Sydney's property market slump has reached a new milestone, with values falling further than the late 1980s when Australia was on the cusp of entering its last recession. The downturn in Australia's most populous city is accelerating as tighter mortgage lending standards crimp the amount people can borrow and as nervous buyers sit on the sidelines.

Mr Oliver said while the price falls in Australia are not on the scale of the property crashes in the US and Europe during the 2008 global financial crisis, the property downturn "will have a significant economic impact" Down Under:
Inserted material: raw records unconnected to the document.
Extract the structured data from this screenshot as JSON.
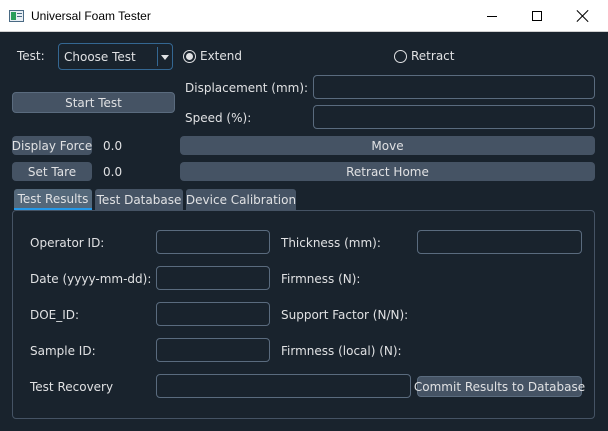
{
  "window": {
    "title": "Universal Foam Tester"
  },
  "icons": {
    "app": "app-window-icon",
    "minimize": "minimize-icon",
    "maximize": "maximize-icon",
    "close": "close-icon",
    "dropdown": "chevron-down-icon"
  },
  "controls": {
    "test_label": "Test:",
    "test_select": "Choose Test",
    "extend_label": "Extend",
    "extend_checked": true,
    "retract_label": "Retract",
    "retract_checked": false,
    "start_test": "Start Test",
    "displacement_label": "Displacement (mm):",
    "displacement_value": "",
    "speed_label": "Speed (%):",
    "speed_value": "",
    "display_force": "Display Force",
    "force_value": "0.0",
    "set_tare": "Set Tare",
    "tare_value": "0.0",
    "move": "Move",
    "retract_home": "Retract Home"
  },
  "tabs": [
    {
      "label": "Test Results",
      "active": true
    },
    {
      "label": "Test Database",
      "active": false
    },
    {
      "label": "Device Calibration",
      "active": false
    }
  ],
  "results": {
    "operator_label": "Operator ID:",
    "operator_value": "",
    "date_label": "Date (yyyy-mm-dd):",
    "date_value": "",
    "doe_label": "DOE_ID:",
    "doe_value": "",
    "sample_label": "Sample ID:",
    "sample_value": "",
    "recovery_label": "Test Recovery",
    "recovery_value": "",
    "thickness_label": "Thickness (mm):",
    "thickness_value": "",
    "firmness_label": "Firmness (N):",
    "support_label": "Support Factor (N/N):",
    "firmness_local_label": "Firmness (local) (N):",
    "commit_button": "Commit Results to Database"
  },
  "colors": {
    "background": "#19232d",
    "button": "#455364",
    "accent": "#259ae9",
    "text": "#e0e1e3"
  }
}
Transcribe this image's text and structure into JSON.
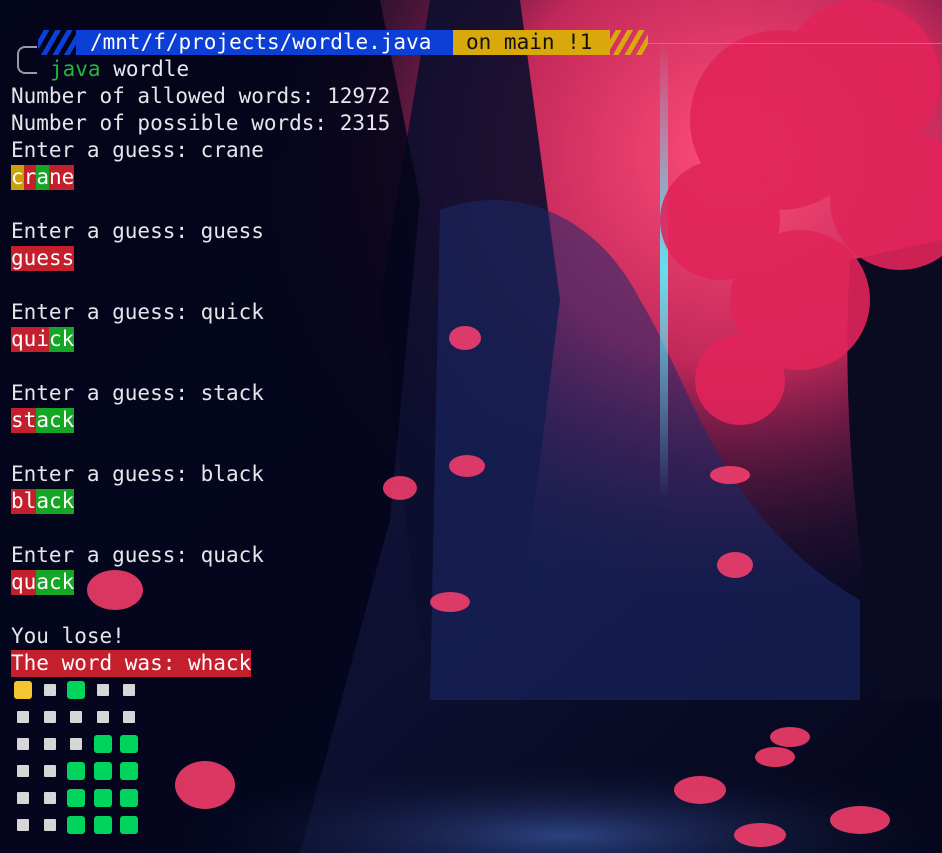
{
  "prompt": {
    "path": "/mnt/f/projects/wordle.java",
    "git": "on main !1",
    "command": "java",
    "argument": "wordle"
  },
  "output": {
    "allowed": "Number of allowed words: 12972",
    "possible": "Number of possible words: 2315",
    "guess_prompt": "Enter a guess: "
  },
  "guesses": [
    {
      "word": "crane",
      "marks": [
        "y",
        "g",
        "n",
        "g",
        "g"
      ]
    },
    {
      "word": "guess",
      "marks": [
        "g",
        "g",
        "g",
        "g",
        "g"
      ]
    },
    {
      "word": "quick",
      "marks": [
        "g",
        "g",
        "g",
        "n",
        "n"
      ]
    },
    {
      "word": "stack",
      "marks": [
        "g",
        "g",
        "n",
        "n",
        "n"
      ]
    },
    {
      "word": "black",
      "marks": [
        "g",
        "g",
        "n",
        "n",
        "n"
      ]
    },
    {
      "word": "quack",
      "marks": [
        "g",
        "g",
        "n",
        "n",
        "n"
      ]
    }
  ],
  "result": {
    "lose": "You lose!",
    "reveal": "The word was: whack"
  },
  "emoji_grid": [
    [
      "yellow",
      "white",
      "green",
      "white",
      "white"
    ],
    [
      "white",
      "white",
      "white",
      "white",
      "white"
    ],
    [
      "white",
      "white",
      "white",
      "green",
      "green"
    ],
    [
      "white",
      "white",
      "green",
      "green",
      "green"
    ],
    [
      "white",
      "white",
      "green",
      "green",
      "green"
    ],
    [
      "white",
      "white",
      "green",
      "green",
      "green"
    ]
  ],
  "colors": {
    "path_segment": "#0b3fd6",
    "git_segment": "#d9a80a",
    "tile_gray": "#c41f2c",
    "tile_yellow": "#c9a00a",
    "tile_green": "#16a626",
    "square_green": "#00d45c",
    "square_yellow": "#f3c531"
  }
}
  • A direct detraction from economic growth as the housing construction cycle turns down about 0.4 percentage point a year (the average it added during the construction boom).
  • Reduced demand for household equipment as dwelling completions top out and decline.
  • A negative wealth effect on consumer spending of around 1 per cent per annum. Mr Oliver noted that rising housing wealth had helped drive growth in consumer spending in Sydney and Melbourne as households cut the amount they save. This is now likely to go into reverse, detracting around 0.6 percentage point from GDP growth.
  • There could also be a feedback loop into further bank credit tightening if non-performing loans and defaults rise.
  • Taken together, he estimated these factors could detract 1-1.2 percentage points from GDP growth over the next year.

"Rate cuts won't be aimed at re-inflating the property market but supporting households with a mortgage to offset the negative wealth impact on spending," Mr Oliver said, estimating a quarter-point cut would save a household with a A$400,000 mortgage about A$1,000 a year.
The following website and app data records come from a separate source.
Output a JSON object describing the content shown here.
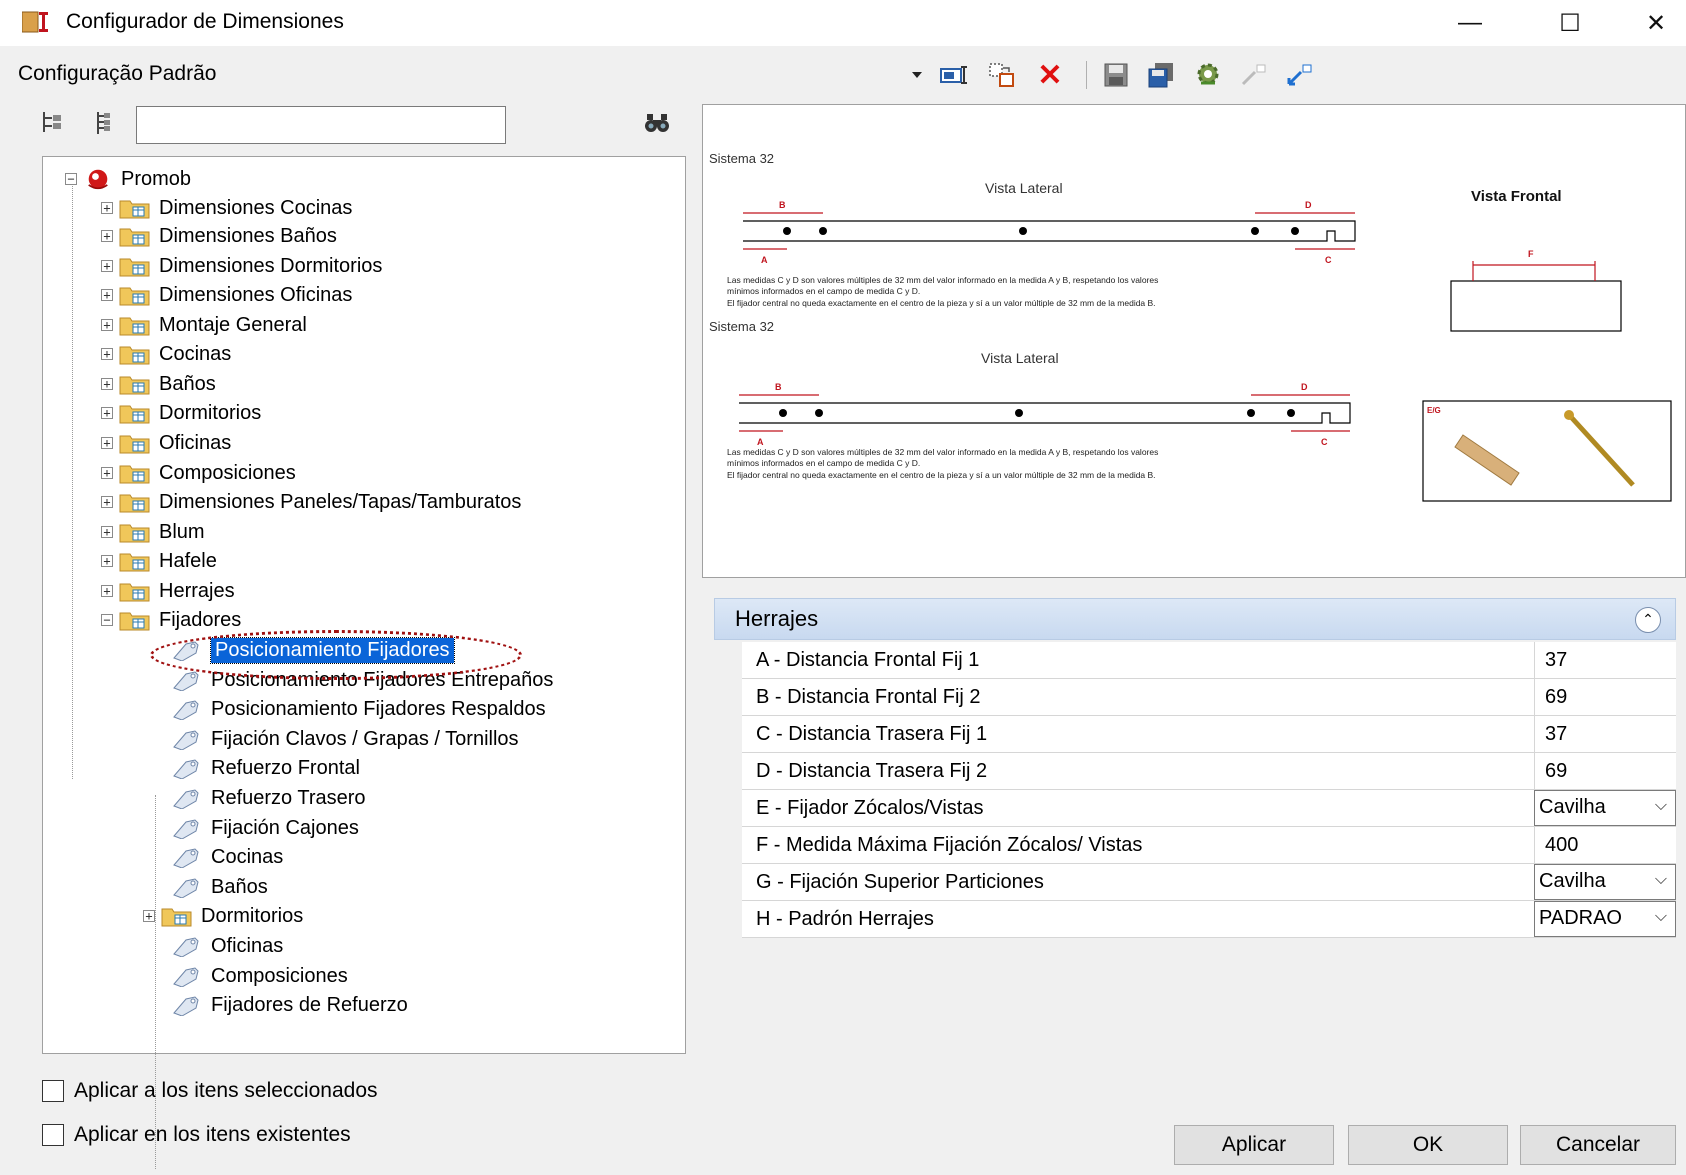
{
  "window": {
    "title": "Configurador de Dimensiones",
    "minimize_glyph": "—",
    "maximize_glyph": "☐",
    "close_glyph": "✕"
  },
  "config_name": "Configuração Padrão",
  "toolbar": {
    "icons": [
      "dropdown-arrow-icon",
      "rename-icon",
      "copy-icon",
      "delete-icon",
      "save-icon",
      "save-as-icon",
      "settings-icon",
      "import-icon",
      "export-icon"
    ]
  },
  "search": {
    "value": "",
    "placeholder": ""
  },
  "tree": {
    "root": "Promob",
    "level1": [
      "Dimensiones Cocinas",
      "Dimensiones Baños",
      "Dimensiones Dormitorios",
      "Dimensiones Oficinas",
      "Montaje General",
      "Cocinas",
      "Baños",
      "Dormitorios",
      "Oficinas",
      "Composiciones",
      "Dimensiones Paneles/Tapas/Tamburatos",
      "Blum",
      "Hafele",
      "Herrajes",
      "Fijadores"
    ],
    "fijadores_children": [
      "Posicionamiento Fijadores",
      "Posicionamiento Fijadores Entrepaños",
      "Posicionamiento Fijadores Respaldos",
      "Fijación Clavos / Grapas / Tornillos",
      "Refuerzo Frontal",
      "Refuerzo Trasero",
      "Fijación Cajones",
      "Cocinas",
      "Baños",
      "Dormitorios",
      "Oficinas",
      "Composiciones",
      "Fijadores de Refuerzo"
    ],
    "selected": "Posicionamiento Fijadores"
  },
  "diagram": {
    "section1_title": "Sistema 32",
    "section2_title": "Sistema 32",
    "vista_lateral": "Vista Lateral",
    "vista_frontal": "Vista Frontal",
    "labels": {
      "a": "A",
      "b": "B",
      "c": "C",
      "d": "D",
      "f": "F",
      "eg": "E/G"
    },
    "note_line1": "Las medidas C y D son valores múltiples de 32 mm del valor informado en la medida A y B, respetando los valores",
    "note_line2": "mínimos informados en el campo de medida C y D.",
    "note_line3": "El fijador central no queda exactamente en el centro de la pieza y sí a un valor múltiple de 32 mm de la medida B."
  },
  "properties": {
    "group_title": "Herrajes",
    "rows": [
      {
        "label": "A - Distancia Frontal Fij 1",
        "value": "37",
        "kind": "text"
      },
      {
        "label": "B - Distancia Frontal  Fij 2",
        "value": "69",
        "kind": "text"
      },
      {
        "label": "C - Distancia Trasera Fij 1",
        "value": "37",
        "kind": "text"
      },
      {
        "label": "D - Distancia Trasera Fij 2",
        "value": "69",
        "kind": "text"
      },
      {
        "label": "E - Fijador Zócalos/Vistas",
        "value": "Cavilha",
        "kind": "select"
      },
      {
        "label": "F - Medida Máxima Fijación Zócalos/ Vistas",
        "value": "400",
        "kind": "text"
      },
      {
        "label": "G - Fijación Superior Particiones",
        "value": "Cavilha",
        "kind": "select"
      },
      {
        "label": "H - Padrón Herrajes",
        "value": "PADRAO",
        "kind": "select"
      }
    ]
  },
  "options": {
    "apply_selected": "Aplicar a los itens seleccionados",
    "apply_existing": "Aplicar en los itens existentes"
  },
  "buttons": {
    "apply": "Aplicar",
    "ok": "OK",
    "cancel": "Cancelar"
  },
  "colors": {
    "selection": "#0a64d8",
    "header": "#c8d9f0",
    "dimension_red": "#c0141e",
    "folder": "#f0c75a",
    "highlight_oval": "#a01010"
  }
}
"Banks will likely have no choice to pass the cuts on given the bad publicity not passing them on will generate." BLOOMBERG